Data records for software interfaces:
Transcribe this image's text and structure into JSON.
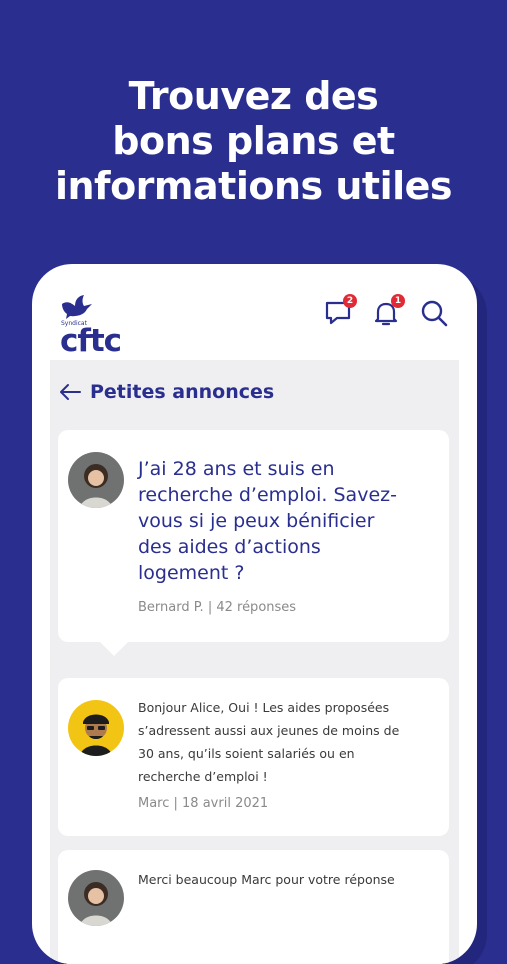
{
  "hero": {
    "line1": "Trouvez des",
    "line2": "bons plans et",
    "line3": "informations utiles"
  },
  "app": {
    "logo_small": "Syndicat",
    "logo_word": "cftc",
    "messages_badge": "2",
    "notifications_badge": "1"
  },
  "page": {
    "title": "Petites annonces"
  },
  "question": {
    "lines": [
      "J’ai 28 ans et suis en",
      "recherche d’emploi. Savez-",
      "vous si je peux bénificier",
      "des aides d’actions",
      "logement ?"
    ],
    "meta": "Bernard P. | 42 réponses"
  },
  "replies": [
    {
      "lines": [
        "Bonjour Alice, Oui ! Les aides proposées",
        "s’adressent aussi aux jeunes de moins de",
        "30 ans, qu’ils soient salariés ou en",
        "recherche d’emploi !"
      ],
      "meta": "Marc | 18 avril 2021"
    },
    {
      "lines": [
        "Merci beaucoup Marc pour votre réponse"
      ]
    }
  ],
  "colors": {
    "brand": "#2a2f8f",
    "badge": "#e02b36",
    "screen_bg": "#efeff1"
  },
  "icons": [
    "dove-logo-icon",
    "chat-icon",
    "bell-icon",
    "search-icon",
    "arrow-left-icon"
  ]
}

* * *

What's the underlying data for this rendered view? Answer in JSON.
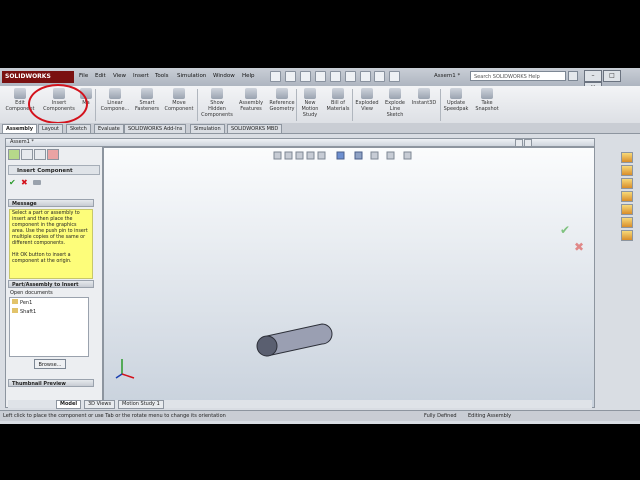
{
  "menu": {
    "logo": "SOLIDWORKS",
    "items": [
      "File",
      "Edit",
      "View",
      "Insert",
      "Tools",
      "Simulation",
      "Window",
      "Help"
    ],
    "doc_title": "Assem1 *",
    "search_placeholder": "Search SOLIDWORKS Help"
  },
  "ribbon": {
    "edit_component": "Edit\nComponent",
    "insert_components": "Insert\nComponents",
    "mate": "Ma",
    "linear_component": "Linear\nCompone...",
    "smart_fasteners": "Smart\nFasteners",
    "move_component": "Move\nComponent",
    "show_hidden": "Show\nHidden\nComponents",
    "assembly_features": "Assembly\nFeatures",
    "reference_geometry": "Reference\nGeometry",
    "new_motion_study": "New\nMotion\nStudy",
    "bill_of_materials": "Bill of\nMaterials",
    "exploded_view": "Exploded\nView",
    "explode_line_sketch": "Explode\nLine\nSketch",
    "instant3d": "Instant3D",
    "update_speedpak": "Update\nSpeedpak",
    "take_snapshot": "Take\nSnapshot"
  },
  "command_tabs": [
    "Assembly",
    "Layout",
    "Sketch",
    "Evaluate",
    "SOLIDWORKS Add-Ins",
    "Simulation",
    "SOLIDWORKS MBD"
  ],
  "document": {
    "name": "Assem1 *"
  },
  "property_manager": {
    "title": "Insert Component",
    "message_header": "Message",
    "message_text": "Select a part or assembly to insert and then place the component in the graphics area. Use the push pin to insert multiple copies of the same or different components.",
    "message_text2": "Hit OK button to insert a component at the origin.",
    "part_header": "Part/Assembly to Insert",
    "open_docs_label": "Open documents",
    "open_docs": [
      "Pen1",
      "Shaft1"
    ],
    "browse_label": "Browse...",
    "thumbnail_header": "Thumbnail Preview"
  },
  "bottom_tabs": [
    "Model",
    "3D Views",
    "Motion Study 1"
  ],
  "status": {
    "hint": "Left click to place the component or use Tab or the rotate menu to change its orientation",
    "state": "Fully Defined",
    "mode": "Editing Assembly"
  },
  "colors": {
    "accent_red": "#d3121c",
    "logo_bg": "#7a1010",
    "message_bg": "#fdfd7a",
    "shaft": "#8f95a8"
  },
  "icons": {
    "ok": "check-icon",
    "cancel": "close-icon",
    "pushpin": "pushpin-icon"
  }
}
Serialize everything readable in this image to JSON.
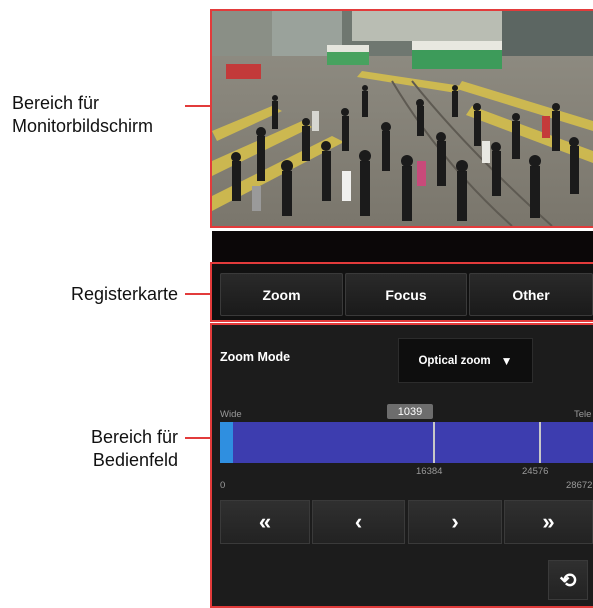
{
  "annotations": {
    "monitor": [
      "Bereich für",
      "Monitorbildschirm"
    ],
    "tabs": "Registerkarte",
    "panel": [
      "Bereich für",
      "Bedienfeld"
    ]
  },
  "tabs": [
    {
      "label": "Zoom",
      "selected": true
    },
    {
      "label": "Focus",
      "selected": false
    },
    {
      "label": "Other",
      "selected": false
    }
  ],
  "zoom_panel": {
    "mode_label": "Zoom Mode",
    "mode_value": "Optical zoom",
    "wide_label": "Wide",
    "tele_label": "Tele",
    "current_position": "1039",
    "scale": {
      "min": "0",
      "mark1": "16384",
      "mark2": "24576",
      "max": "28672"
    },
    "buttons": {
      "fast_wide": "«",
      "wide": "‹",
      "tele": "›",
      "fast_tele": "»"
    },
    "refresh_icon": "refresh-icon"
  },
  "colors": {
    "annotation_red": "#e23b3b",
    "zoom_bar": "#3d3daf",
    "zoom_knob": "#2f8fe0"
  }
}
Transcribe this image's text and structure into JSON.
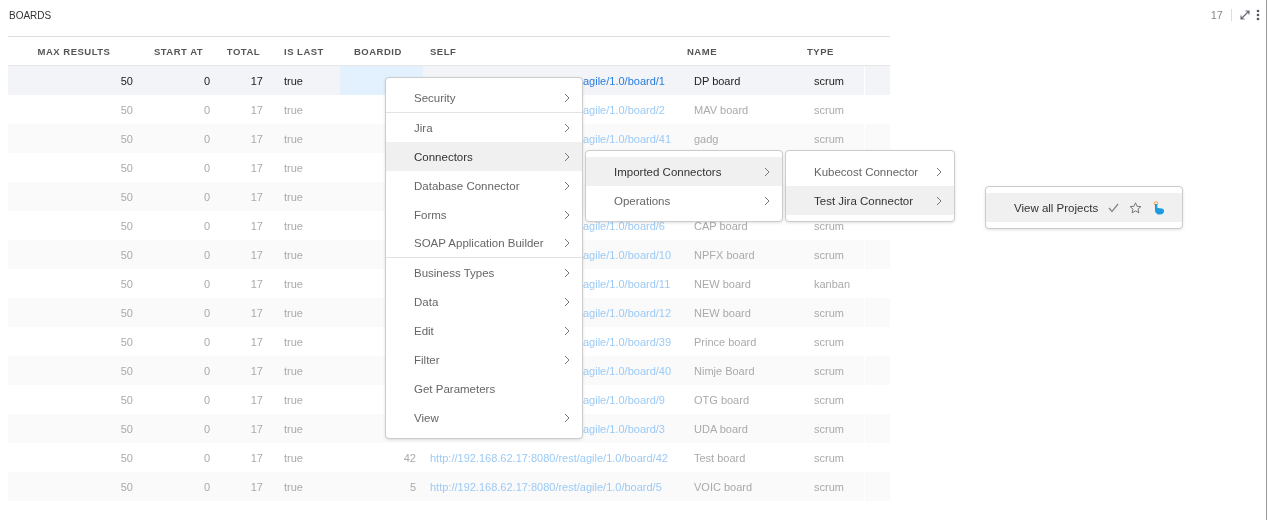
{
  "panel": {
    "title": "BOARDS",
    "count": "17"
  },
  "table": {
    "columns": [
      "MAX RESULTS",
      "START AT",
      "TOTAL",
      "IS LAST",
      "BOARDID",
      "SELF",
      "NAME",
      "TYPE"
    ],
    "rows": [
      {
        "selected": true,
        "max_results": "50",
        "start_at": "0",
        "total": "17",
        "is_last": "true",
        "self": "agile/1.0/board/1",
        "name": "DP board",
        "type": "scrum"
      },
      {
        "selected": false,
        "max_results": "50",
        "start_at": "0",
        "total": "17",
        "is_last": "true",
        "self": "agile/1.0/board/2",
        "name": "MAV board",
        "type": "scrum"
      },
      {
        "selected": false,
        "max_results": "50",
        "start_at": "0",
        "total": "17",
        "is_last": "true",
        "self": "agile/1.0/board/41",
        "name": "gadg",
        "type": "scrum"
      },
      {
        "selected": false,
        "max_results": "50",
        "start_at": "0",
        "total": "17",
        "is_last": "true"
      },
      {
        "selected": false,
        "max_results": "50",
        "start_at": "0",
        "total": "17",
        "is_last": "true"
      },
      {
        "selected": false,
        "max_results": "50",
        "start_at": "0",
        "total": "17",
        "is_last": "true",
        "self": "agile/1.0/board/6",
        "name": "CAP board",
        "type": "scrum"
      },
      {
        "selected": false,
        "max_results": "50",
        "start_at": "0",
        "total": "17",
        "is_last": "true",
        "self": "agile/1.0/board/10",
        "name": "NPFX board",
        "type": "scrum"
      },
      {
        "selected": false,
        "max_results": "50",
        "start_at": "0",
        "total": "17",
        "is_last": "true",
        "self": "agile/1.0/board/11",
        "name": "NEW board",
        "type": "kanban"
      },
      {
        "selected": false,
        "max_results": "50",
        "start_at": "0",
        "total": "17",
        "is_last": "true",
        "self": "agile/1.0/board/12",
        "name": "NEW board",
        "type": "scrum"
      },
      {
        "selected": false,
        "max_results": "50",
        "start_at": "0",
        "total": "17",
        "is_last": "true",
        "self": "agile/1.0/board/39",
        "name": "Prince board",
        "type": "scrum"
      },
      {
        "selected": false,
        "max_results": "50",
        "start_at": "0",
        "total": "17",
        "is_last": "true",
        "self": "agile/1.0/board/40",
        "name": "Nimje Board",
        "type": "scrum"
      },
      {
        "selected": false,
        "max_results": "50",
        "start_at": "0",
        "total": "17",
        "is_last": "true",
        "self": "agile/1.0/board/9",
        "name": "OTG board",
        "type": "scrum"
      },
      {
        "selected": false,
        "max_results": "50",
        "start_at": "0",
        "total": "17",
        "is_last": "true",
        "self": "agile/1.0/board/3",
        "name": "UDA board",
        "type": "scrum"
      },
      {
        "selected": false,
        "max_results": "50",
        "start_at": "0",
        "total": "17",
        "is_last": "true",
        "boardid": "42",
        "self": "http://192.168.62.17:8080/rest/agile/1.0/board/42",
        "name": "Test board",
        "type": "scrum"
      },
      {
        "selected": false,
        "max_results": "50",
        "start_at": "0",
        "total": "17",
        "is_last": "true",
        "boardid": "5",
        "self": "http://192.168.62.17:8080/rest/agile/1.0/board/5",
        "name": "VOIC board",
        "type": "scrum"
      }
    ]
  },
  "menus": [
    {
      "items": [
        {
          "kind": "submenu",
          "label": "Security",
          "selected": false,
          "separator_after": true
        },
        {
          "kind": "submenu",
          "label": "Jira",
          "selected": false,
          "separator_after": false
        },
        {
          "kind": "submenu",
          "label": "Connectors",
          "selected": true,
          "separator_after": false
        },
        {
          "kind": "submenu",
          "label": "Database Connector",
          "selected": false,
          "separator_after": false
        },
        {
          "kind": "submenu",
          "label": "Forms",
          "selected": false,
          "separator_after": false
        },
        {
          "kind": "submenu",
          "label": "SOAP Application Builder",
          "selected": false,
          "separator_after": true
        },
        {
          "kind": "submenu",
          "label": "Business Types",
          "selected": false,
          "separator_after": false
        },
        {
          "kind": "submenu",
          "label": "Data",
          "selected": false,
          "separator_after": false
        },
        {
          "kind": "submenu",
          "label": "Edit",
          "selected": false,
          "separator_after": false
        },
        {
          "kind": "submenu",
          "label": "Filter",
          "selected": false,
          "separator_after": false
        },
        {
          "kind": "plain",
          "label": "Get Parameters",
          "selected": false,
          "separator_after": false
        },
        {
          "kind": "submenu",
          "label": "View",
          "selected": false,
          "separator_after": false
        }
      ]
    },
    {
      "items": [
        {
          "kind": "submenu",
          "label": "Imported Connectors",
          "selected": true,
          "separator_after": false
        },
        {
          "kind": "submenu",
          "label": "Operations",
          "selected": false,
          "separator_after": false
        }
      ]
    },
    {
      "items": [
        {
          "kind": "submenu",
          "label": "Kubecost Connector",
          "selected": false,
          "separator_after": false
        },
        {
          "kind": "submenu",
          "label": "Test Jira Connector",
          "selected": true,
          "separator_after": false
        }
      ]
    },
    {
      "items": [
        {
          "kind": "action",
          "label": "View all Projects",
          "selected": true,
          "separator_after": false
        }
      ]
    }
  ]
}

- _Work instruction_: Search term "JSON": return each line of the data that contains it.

- _Answer for the task_:
Transcribe this image's text and structure into JSON.
What's the underlying data for this rendered view? Answer in JSON.
Serialize everything readable in this image to JSON.
Transcribe this image's text and structure into JSON.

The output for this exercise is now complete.